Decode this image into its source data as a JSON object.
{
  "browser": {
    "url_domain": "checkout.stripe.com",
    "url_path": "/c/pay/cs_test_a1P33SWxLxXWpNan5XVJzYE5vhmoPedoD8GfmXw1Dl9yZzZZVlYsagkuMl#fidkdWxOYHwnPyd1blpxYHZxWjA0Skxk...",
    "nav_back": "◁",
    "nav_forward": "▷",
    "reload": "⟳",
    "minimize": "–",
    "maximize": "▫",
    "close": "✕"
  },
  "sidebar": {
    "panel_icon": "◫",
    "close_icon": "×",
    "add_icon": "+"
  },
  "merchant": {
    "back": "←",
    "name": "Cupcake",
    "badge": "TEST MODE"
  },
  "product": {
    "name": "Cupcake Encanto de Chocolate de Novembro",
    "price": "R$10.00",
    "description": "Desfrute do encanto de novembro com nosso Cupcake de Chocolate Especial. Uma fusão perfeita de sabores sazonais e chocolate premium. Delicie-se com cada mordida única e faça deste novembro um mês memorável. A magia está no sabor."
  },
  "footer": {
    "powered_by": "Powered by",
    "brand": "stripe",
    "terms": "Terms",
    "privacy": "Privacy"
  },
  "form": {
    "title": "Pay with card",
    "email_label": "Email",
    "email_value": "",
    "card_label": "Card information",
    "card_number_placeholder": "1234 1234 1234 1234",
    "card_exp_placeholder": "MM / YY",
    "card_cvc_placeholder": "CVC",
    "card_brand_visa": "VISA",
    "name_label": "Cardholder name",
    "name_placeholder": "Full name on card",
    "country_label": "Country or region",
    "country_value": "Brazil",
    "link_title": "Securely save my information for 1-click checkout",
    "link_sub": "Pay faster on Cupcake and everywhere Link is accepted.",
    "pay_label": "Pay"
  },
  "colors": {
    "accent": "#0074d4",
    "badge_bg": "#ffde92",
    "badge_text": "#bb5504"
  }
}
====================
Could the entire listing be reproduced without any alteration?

Decode this image into its source data as a JSON object.
{
  "browser": {
    "url_domain": "checkout.stripe.com",
    "url_path": "/c/pay/cs_test_a1P33SWxLxXWpNan5XVJzYE5vhmoPedoD8GfmXw1Dl9yZzZZVlYsagkuMl#fidkdWxOYHwnPyd1blpxYHZxWjA0Skxk...",
    "nav_back": "◁",
    "nav_forward": "▷",
    "reload": "⟳",
    "minimize": "–",
    "maximize": "▫",
    "close": "✕"
  },
  "sidebar": {
    "panel_icon": "◫",
    "close_icon": "×",
    "add_icon": "+"
  },
  "merchant": {
    "back": "←",
    "name": "Cupcake",
    "badge": "TEST MODE"
  },
  "product": {
    "name": "Cupcake Encanto de Chocolate de Novembro",
    "price": "R$10.00",
    "description": "Desfrute do encanto de novembro com nosso Cupcake de Chocolate Especial. Uma fusão perfeita de sabores sazonais e chocolate premium. Delicie-se com cada mordida única e faça deste novembro um mês memorável. A magia está no sabor."
  },
  "footer": {
    "powered_by": "Powered by",
    "brand": "stripe",
    "terms": "Terms",
    "privacy": "Privacy"
  },
  "form": {
    "title": "Pay with card",
    "email_label": "Email",
    "email_value": "",
    "card_label": "Card information",
    "card_number_placeholder": "1234 1234 1234 1234",
    "card_exp_placeholder": "MM / YY",
    "card_cvc_placeholder": "CVC",
    "card_brand_visa": "VISA",
    "name_label": "Cardholder name",
    "name_placeholder": "Full name on card",
    "country_label": "Country or region",
    "country_value": "Brazil",
    "link_title": "Securely save my information for 1-click checkout",
    "link_sub": "Pay faster on Cupcake and everywhere Link is accepted.",
    "pay_label": "Pay"
  },
  "colors": {
    "accent": "#0074d4",
    "badge_bg": "#ffde92",
    "badge_text": "#bb5504"
  }
}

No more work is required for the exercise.